The power steering system in your vehicle enables you to steer your vehicle in the direction you would like it to proceed. Power steering is really “power assisted” steering. “Power assisted” steering will allow you to steer your vehicle manually when the engine is not running or if you have a failure in the power steering system which disables it.
Power Steering Knowledge
Power steering utilizes a hydraulic pump running off a belt driven by the engine, this pump enables a small amount of fluid to be under pressure. This pressure in turn assists the steering mechanism in directing the tires as you turn the steering wheel. The power steering system typically includes a pump, power steering fluid, a pressure hose assembly, a control valve and a return line.
There are two basic types of power steering systems used on vehicles. The rack and pinion steering system and the conventional/integral steering gear system, which is also known as a recirculating ball steering system. The rack and pinion steering system is the most commonly used power steering system on todays’ vehicles. The steering shaft turns a gear that moves the rack side to side, utilizing a power unit built directly onto the rack assembly.
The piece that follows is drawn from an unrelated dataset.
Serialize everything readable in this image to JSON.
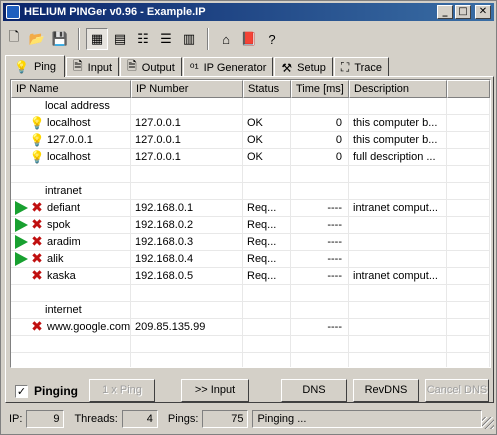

The steering gear system is generally used most often on trucks, it has a series of steel balls that act as rolling threads between the steering shaft and the rack piston. The steering wheel shaft connects to a gear assembly and a series of links and/or arms that turn the wheels to the left or right.
The best way to maintain the power steering system of your vehicle is to regularly check the power steering fluid level and condition. A low fluid runs level can cause damage to some of the components of the steering system. Boggs Automotive recommends to have leaks repaired if they arise, and to have the fluid flushed about every 50,000 miles to keep it clean from contaminants. This fluid is key to keeping the power steering pump, steering gear or rack and pinion assembly lubricated and is the hydraulic element of the power steering system.
Power steering failure usually happens gradually and gives warning signs before failing completely, but it is possible for power steering systems to fail suddenly, even if they are properly maintained.
Stop into Boggs Automotive for a free inspection if your vehicle starts to exhibit some of the following symptoms:
- Hard Steering
- Heavy or unresponsive steering at low speeds or during parking lot maneuvers
- A steering wheel that will not return to the “center” properly
- Listen for noises when you turn the steering wheel. If you hear a whining, moaning or shrieking sound, your power steering system pump could be seriously low on fluid.
- Notice how freely the steering wheel turns. Normally, you should be able to turn the steering wheel with little effort whenever you want to steer the car into a curve or around a corner. If you find it a major effort to turn the steering wheel to turn the car, your power steering system is going out.
- Check for power steering fluid leaks. If you notice a stain on the ground under your car when it sits for a long period, fluid may be leaking from your car. If the stain appears amber, pink or red, it may be power steering fluid.
NOTE: If you have trouble figuring out what color the stain is, place a sheet of white butcher paper under your car when you leave it parked for several hours. The color will be easier to see against a white background.
If the power steering goes out in your vehicle while triving:
- Warn other drivers. If your power steering fails while you are moving at high speed, your first instinct will be to panic. Instead, turn on your flashers and honk your horn to let other drivers know you are having sudden car problems. This will cause them to get out of your way.
- Move toward the side of the road. Do this as carefully as you can; without power, it will be much harder to steer your car.
- Bring the car to a gradual stop, slowing the car gradually. Slamming the brakes may throw the car into a skid that would be difficult to steer out of with power steering and almost impossible to steer out of without it.
NOTE: If your car’s power steering goes out because of the engine stalling, your brakes will feel stiffer if you have power brakes, forcing you to hit the pedal harder and depress it lower than normal. You may also have to downshift to a lower gear or use the friction of a guardrail, gravel shoulder or cement divider to slow the car enough for the brakes to do the rest.
- Restart the engine if it stalled. Turn the steering wheel in either direction to see how well it turns. If it turns as freely as usual, pull back onto the roadway and continue driving as normal. If it doesn’t, either drive slowly to the nearest mechanic or call for a tow truck.